(Dataset rows for apps and sites)
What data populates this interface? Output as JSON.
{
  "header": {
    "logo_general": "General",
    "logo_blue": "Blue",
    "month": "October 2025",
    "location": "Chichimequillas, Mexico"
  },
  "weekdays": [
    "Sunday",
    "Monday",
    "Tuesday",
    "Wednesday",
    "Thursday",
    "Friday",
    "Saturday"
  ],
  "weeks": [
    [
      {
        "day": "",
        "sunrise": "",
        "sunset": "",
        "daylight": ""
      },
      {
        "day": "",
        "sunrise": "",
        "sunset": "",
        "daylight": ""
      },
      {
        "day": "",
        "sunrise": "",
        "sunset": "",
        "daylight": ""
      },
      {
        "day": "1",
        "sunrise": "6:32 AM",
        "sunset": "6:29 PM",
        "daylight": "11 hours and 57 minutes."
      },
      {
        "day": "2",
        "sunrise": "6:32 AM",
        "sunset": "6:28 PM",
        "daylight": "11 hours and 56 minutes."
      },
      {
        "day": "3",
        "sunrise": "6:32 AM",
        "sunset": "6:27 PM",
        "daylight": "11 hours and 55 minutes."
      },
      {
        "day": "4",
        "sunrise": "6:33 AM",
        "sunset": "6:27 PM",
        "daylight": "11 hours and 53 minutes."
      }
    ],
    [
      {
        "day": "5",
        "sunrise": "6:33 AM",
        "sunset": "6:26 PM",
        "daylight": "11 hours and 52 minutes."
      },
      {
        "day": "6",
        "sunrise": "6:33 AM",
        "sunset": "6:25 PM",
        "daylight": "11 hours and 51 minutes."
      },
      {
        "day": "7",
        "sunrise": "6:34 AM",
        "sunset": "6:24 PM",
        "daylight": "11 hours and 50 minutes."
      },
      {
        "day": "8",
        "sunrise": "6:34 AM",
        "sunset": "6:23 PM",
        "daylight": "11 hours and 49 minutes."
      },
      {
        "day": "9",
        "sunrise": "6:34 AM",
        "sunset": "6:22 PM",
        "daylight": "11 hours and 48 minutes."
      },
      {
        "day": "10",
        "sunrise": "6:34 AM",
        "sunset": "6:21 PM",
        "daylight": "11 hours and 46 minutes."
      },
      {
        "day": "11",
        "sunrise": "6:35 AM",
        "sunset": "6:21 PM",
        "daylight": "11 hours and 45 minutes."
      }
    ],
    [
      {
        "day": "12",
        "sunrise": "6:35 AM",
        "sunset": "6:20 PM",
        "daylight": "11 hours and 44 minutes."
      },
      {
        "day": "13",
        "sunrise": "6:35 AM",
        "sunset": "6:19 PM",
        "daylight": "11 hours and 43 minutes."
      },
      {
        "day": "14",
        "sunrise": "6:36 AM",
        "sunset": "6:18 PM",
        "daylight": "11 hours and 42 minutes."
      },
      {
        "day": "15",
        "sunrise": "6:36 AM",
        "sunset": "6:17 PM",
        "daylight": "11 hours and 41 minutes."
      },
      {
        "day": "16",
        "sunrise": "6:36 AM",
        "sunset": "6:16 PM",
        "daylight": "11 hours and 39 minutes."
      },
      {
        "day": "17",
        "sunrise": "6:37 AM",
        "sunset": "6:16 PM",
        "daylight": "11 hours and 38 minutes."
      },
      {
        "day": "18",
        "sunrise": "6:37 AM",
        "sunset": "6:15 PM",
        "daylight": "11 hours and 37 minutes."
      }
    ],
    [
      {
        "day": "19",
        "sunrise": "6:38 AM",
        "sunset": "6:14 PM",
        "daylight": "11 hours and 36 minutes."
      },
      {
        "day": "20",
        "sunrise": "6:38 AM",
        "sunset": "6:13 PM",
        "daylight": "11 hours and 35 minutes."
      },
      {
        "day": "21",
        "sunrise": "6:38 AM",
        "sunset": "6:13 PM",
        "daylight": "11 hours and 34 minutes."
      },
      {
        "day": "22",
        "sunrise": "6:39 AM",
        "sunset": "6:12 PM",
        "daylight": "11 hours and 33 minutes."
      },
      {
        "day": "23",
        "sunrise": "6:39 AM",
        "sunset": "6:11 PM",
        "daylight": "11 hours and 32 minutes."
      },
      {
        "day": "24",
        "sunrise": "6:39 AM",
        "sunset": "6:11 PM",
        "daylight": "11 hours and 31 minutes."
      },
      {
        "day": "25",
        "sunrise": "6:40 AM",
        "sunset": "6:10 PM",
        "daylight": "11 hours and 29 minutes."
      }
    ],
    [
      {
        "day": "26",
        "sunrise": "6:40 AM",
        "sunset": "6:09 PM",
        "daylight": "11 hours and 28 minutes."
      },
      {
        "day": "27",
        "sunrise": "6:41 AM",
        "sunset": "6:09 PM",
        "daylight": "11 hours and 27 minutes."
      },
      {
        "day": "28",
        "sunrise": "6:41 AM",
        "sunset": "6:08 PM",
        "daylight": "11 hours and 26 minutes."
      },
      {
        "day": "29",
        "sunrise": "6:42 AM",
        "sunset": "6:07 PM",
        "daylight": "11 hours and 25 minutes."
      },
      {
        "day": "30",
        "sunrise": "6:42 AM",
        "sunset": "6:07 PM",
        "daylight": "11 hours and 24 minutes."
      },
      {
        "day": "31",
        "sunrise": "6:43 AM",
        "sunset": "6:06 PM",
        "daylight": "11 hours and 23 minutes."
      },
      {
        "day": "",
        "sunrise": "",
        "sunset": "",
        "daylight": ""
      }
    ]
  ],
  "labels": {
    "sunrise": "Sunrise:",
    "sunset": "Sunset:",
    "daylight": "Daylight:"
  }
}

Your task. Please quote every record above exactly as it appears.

Solution to this exercise.
What data populates this interface? Output as JSON.
{
  "header": {
    "logo_general": "General",
    "logo_blue": "Blue",
    "month": "October 2025",
    "location": "Chichimequillas, Mexico"
  },
  "weekdays": [
    "Sunday",
    "Monday",
    "Tuesday",
    "Wednesday",
    "Thursday",
    "Friday",
    "Saturday"
  ],
  "weeks": [
    [
      {
        "day": "",
        "sunrise": "",
        "sunset": "",
        "daylight": ""
      },
      {
        "day": "",
        "sunrise": "",
        "sunset": "",
        "daylight": ""
      },
      {
        "day": "",
        "sunrise": "",
        "sunset": "",
        "daylight": ""
      },
      {
        "day": "1",
        "sunrise": "6:32 AM",
        "sunset": "6:29 PM",
        "daylight": "11 hours and 57 minutes."
      },
      {
        "day": "2",
        "sunrise": "6:32 AM",
        "sunset": "6:28 PM",
        "daylight": "11 hours and 56 minutes."
      },
      {
        "day": "3",
        "sunrise": "6:32 AM",
        "sunset": "6:27 PM",
        "daylight": "11 hours and 55 minutes."
      },
      {
        "day": "4",
        "sunrise": "6:33 AM",
        "sunset": "6:27 PM",
        "daylight": "11 hours and 53 minutes."
      }
    ],
    [
      {
        "day": "5",
        "sunrise": "6:33 AM",
        "sunset": "6:26 PM",
        "daylight": "11 hours and 52 minutes."
      },
      {
        "day": "6",
        "sunrise": "6:33 AM",
        "sunset": "6:25 PM",
        "daylight": "11 hours and 51 minutes."
      },
      {
        "day": "7",
        "sunrise": "6:34 AM",
        "sunset": "6:24 PM",
        "daylight": "11 hours and 50 minutes."
      },
      {
        "day": "8",
        "sunrise": "6:34 AM",
        "sunset": "6:23 PM",
        "daylight": "11 hours and 49 minutes."
      },
      {
        "day": "9",
        "sunrise": "6:34 AM",
        "sunset": "6:22 PM",
        "daylight": "11 hours and 48 minutes."
      },
      {
        "day": "10",
        "sunrise": "6:34 AM",
        "sunset": "6:21 PM",
        "daylight": "11 hours and 46 minutes."
      },
      {
        "day": "11",
        "sunrise": "6:35 AM",
        "sunset": "6:21 PM",
        "daylight": "11 hours and 45 minutes."
      }
    ],
    [
      {
        "day": "12",
        "sunrise": "6:35 AM",
        "sunset": "6:20 PM",
        "daylight": "11 hours and 44 minutes."
      },
      {
        "day": "13",
        "sunrise": "6:35 AM",
        "sunset": "6:19 PM",
        "daylight": "11 hours and 43 minutes."
      },
      {
        "day": "14",
        "sunrise": "6:36 AM",
        "sunset": "6:18 PM",
        "daylight": "11 hours and 42 minutes."
      },
      {
        "day": "15",
        "sunrise": "6:36 AM",
        "sunset": "6:17 PM",
        "daylight": "11 hours and 41 minutes."
      },
      {
        "day": "16",
        "sunrise": "6:36 AM",
        "sunset": "6:16 PM",
        "daylight": "11 hours and 39 minutes."
      },
      {
        "day": "17",
        "sunrise": "6:37 AM",
        "sunset": "6:16 PM",
        "daylight": "11 hours and 38 minutes."
      },
      {
        "day": "18",
        "sunrise": "6:37 AM",
        "sunset": "6:15 PM",
        "daylight": "11 hours and 37 minutes."
      }
    ],
    [
      {
        "day": "19",
        "sunrise": "6:38 AM",
        "sunset": "6:14 PM",
        "daylight": "11 hours and 36 minutes."
      },
      {
        "day": "20",
        "sunrise": "6:38 AM",
        "sunset": "6:13 PM",
        "daylight": "11 hours and 35 minutes."
      },
      {
        "day": "21",
        "sunrise": "6:38 AM",
        "sunset": "6:13 PM",
        "daylight": "11 hours and 34 minutes."
      },
      {
        "day": "22",
        "sunrise": "6:39 AM",
        "sunset": "6:12 PM",
        "daylight": "11 hours and 33 minutes."
      },
      {
        "day": "23",
        "sunrise": "6:39 AM",
        "sunset": "6:11 PM",
        "daylight": "11 hours and 32 minutes."
      },
      {
        "day": "24",
        "sunrise": "6:39 AM",
        "sunset": "6:11 PM",
        "daylight": "11 hours and 31 minutes."
      },
      {
        "day": "25",
        "sunrise": "6:40 AM",
        "sunset": "6:10 PM",
        "daylight": "11 hours and 29 minutes."
      }
    ],
    [
      {
        "day": "26",
        "sunrise": "6:40 AM",
        "sunset": "6:09 PM",
        "daylight": "11 hours and 28 minutes."
      },
      {
        "day": "27",
        "sunrise": "6:41 AM",
        "sunset": "6:09 PM",
        "daylight": "11 hours and 27 minutes."
      },
      {
        "day": "28",
        "sunrise": "6:41 AM",
        "sunset": "6:08 PM",
        "daylight": "11 hours and 26 minutes."
      },
      {
        "day": "29",
        "sunrise": "6:42 AM",
        "sunset": "6:07 PM",
        "daylight": "11 hours and 25 minutes."
      },
      {
        "day": "30",
        "sunrise": "6:42 AM",
        "sunset": "6:07 PM",
        "daylight": "11 hours and 24 minutes."
      },
      {
        "day": "31",
        "sunrise": "6:43 AM",
        "sunset": "6:06 PM",
        "daylight": "11 hours and 23 minutes."
      },
      {
        "day": "",
        "sunrise": "",
        "sunset": "",
        "daylight": ""
      }
    ]
  ],
  "labels": {
    "sunrise": "Sunrise:",
    "sunset": "Sunset:",
    "daylight": "Daylight:"
  }
}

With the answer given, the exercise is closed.